The OMNI sound system has 50 speakers, driven by 8 amplifiers that produce over 24,000 watts of sound through 6 channels and a giant sub-bass stack to give the audience that “you are there” feeling.
FORT WORTH CHILDREN'S MUSEUM
The Fort Worth Children’s Museum harkens back to the Fort Worth Museum of Science and History’s humble beginnings in a house on Summit Street. The Museum was chartered as the Fort Worth Children’s Museum in 1941.
The Children’s Museum gallery targets the Museum’s youngest guests – age birth to 8 – and those who care for them. The purpose is to encourage opportunities for children to play, knowing that at this age level, children are learning through play. “Play is their work, and our goal is to provide developmentally appropriate opportunities for all children,” said Museum Senior Vice President, Education Kit Goolsby. “To that end, this gallery has both an indoor and an outdoor experience.”
Inside the Children’s Museum is a healthy kids clinic, an infant/toddler developmental space, a parent resource room that also serves as a multi-purpose space, a family restroom, a nursing room for mothers, and a natural science space. Its natural science space exhibits one of the Museum’s largest fully articulated specimens from the natural science collection -- a Galapagos turtle, placed in a large dome so that young guests can see it from all angles.
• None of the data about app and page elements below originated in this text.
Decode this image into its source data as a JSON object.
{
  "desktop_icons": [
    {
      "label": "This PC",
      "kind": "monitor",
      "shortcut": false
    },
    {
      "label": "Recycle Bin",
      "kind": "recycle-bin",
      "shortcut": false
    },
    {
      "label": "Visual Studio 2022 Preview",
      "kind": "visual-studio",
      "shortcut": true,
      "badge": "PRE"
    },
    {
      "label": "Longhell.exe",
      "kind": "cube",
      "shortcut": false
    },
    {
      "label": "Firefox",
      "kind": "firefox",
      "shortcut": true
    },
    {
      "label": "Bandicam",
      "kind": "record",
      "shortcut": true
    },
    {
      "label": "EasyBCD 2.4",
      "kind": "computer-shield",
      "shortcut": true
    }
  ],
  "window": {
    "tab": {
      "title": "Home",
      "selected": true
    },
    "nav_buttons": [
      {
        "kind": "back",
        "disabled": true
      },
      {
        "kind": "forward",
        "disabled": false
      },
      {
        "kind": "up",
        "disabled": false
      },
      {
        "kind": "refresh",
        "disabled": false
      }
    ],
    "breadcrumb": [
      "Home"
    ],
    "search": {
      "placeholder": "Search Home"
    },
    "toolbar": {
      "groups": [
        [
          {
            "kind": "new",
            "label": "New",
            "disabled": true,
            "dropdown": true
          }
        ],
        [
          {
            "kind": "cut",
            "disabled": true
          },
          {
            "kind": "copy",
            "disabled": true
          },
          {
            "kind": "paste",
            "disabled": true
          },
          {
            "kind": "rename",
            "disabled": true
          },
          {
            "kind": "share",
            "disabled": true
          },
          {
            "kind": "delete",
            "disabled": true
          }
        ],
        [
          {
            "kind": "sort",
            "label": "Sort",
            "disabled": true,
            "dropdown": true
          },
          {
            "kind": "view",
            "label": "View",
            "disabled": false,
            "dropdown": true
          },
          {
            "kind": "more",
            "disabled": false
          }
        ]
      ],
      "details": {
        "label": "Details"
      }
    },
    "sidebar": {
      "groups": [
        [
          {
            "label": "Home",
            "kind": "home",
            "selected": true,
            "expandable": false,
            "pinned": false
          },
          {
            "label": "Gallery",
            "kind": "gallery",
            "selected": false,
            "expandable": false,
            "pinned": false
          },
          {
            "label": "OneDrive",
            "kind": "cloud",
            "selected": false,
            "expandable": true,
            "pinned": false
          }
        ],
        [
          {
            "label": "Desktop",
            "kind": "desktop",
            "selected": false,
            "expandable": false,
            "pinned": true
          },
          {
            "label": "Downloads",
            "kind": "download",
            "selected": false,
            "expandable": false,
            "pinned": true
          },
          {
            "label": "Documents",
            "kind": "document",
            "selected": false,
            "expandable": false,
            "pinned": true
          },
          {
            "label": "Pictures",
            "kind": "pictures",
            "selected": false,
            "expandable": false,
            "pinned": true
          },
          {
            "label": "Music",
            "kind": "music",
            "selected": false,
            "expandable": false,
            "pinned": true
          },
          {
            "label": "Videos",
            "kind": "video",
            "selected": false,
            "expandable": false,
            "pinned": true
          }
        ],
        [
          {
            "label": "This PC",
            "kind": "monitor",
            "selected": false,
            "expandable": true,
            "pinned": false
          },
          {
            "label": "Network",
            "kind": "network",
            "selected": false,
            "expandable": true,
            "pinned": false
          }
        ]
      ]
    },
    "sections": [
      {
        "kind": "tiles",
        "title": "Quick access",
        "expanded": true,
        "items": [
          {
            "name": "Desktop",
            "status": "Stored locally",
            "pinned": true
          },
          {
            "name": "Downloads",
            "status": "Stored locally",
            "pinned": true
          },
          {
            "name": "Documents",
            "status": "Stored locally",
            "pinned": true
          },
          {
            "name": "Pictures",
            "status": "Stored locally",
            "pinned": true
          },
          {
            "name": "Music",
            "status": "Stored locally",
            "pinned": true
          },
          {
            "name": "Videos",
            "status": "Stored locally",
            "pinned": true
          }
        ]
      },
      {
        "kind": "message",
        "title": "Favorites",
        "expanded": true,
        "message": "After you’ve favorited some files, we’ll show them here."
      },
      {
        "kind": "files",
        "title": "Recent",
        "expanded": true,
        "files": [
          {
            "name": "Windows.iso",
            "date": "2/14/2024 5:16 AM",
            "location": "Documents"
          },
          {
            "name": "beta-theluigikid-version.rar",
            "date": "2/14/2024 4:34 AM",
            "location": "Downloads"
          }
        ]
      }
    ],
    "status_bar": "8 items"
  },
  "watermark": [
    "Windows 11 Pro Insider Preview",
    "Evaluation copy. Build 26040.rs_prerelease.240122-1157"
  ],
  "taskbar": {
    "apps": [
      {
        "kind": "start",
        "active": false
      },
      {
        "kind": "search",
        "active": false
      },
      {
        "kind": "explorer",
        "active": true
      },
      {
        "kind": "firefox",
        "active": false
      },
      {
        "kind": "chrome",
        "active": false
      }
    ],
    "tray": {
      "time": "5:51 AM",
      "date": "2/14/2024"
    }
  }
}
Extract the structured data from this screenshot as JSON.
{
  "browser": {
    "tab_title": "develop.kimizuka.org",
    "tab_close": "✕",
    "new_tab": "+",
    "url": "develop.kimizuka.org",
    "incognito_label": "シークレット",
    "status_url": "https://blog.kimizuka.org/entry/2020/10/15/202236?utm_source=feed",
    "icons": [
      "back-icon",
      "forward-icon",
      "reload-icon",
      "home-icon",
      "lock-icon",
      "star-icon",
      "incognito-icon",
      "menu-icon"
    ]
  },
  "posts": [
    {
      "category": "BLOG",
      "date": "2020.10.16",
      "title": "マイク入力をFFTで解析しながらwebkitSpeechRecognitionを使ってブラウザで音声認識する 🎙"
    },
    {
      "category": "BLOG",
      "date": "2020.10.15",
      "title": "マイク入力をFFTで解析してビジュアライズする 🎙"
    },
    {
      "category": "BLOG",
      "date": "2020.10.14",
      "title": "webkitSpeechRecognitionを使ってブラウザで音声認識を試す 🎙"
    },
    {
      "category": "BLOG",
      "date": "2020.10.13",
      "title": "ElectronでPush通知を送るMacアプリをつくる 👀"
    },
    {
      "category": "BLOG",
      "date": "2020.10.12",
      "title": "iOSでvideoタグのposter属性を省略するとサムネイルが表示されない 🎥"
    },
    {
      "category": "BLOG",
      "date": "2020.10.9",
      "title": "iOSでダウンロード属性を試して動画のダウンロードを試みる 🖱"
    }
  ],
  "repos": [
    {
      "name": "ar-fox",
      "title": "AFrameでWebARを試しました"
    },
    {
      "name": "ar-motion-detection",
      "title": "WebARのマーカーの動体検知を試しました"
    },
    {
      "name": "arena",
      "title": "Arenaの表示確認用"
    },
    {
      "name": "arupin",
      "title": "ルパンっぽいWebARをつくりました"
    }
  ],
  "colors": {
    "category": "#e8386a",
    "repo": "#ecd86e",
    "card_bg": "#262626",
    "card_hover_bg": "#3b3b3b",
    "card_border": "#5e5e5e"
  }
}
Live reptiles and amphibians are a central element of the Children’s Museum. All throughout the gallery, they are placed in their living environments so that children can observe and learn about their daily habits. The Children’s Museum also features an indoor block-building site where children can construct a train, and the kid’s grocery. Outside is a brilliant pink – Rosa Mexicano – pergola designed by Ricardo Legorreta. Underneath the pergola is the outdoor construction exhibit where children can actually build a project. The outdoor experience also includes several innovative water play stations.
The entryway to the Children’s Museum is a reproduction of the dragonhead that greeted guests to the Museum on Summit in the 1940s and 1950s. Also found in the Children’s Museum is another familiar sight: some of the glass bubble tubes that were once in the Museum’s former Hands On Science gallery.
The Children's Museum is generously supported by Primrose Schools